Last weekend, Larry King passed away at age 87. His death was announced on his Twitter account by Ora Media, the network that King launched back in 2012.
Whether or not you followed his career, you’re probably familiar with this easygoing and unconventional interviewer who was always hunched over his desk in that iconic glasses-and-suspenders combo as he conducted interviews in a way that was unlike most hosts. Larry King was a legendary personality who became a staple in the world of American talk shows.
His career lasted 60 years after he got into the broadcasting industry through radio. His first broadcast as a disc jockey was back in 1957 for a small Miami station. From there, his career just kept building momentum until he landed gigs that we now know him for, the most legendary of which was hosting Larry King Live on CNN for 25 years.
King was known for his casual approach to interviewing, with his open-ended and direct questions allowing for more room for his guests to talk about themselves and whatever they wanted to promote or address in a less restricted environment. This made for some of the most candid and enlightening interviews, which was made even more compelling by the fact that the interviewees he invited onto the show could be anyone from celebrities and politicians to conspiracy theorists and everyday people.
His children, Larry King Jr., Chance King, and Cannon King, also addressed his death in a tweet posted in the late host’s account.
“We are heartbroken over our father’s death, and together with our extended family mourn his passing,” it read. “The world knew Larry King as a great broadcaster and interviewer, but to us he was ‘dad.’”
In the statement, his sons also expressed their gratitude for the “outpouring of love and the remembrances of his remarkable career.” They added that, in lieu of flowers, they ask that people consider donating to the American Heart Association or the Beverly Hills Fire Department EMS.
Neither Ora Media’s announcement nor his children’s statement specified the cause of King’s death.
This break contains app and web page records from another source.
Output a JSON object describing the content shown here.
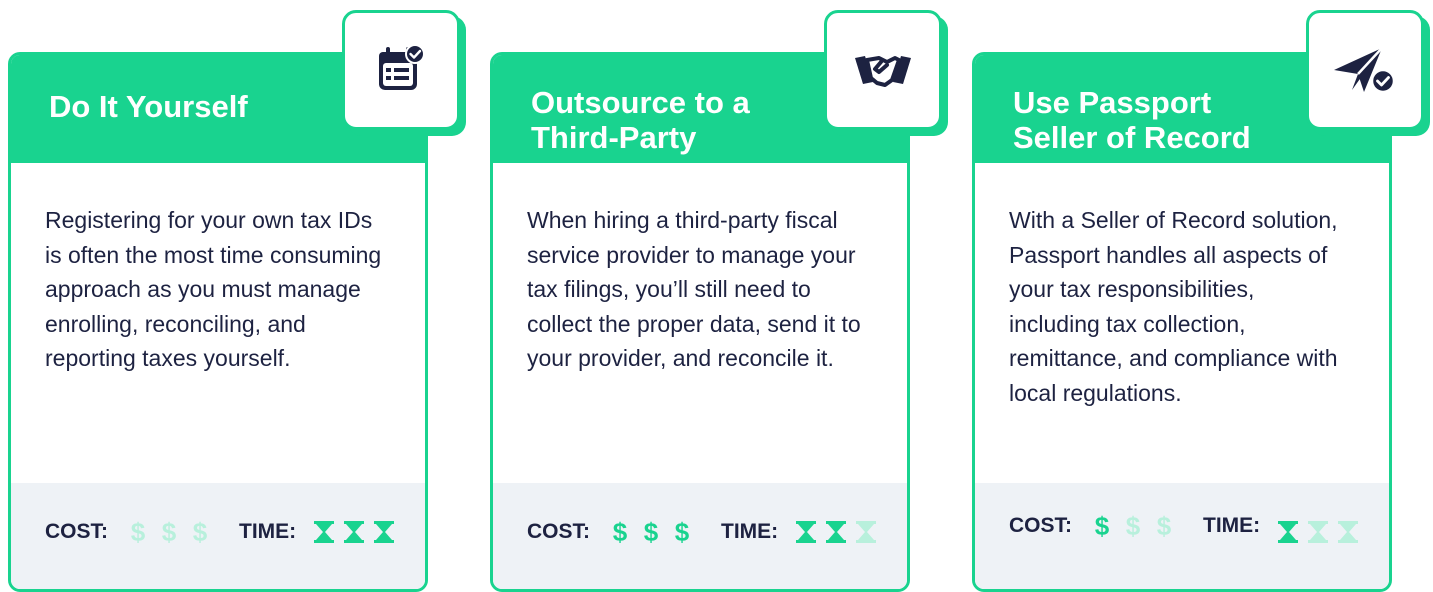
{
  "colors": {
    "brand_green": "#19d38f",
    "light_green": "#b8f0dc",
    "navy": "#1d2241",
    "footer_bg": "#eef2f6"
  },
  "cards": [
    {
      "title": "Do It Yourself",
      "icon": "calendar-check-icon",
      "body": "Registering for your own tax IDs is often the most time consuming approach as you must manage enrolling, reconciling, and reporting taxes yourself.",
      "cost_label": "COST:",
      "time_label": "TIME:",
      "cost_level": 0,
      "time_level": 3
    },
    {
      "title": "Outsource to a\nThird-Party",
      "icon": "handshake-icon",
      "body": "When hiring a third-party fiscal service provider to manage your tax filings, you’ll still need to collect the proper data, send it to your provider, and reconcile it.",
      "cost_label": "COST:",
      "time_label": "TIME:",
      "cost_level": 3,
      "time_level": 2
    },
    {
      "title": "Use Passport\nSeller of Record",
      "icon": "paper-plane-check-icon",
      "body": "With a Seller of Record solution, Passport handles all aspects of your tax responsibilities, including tax collection, remittance, and compliance with local regulations.",
      "cost_label": "COST:",
      "time_label": "TIME:",
      "cost_level": 1,
      "time_level": 1
    }
  ],
  "dollar_symbol": "$"
}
However, King was hospitalized just weeks ago after contracting COVID-19.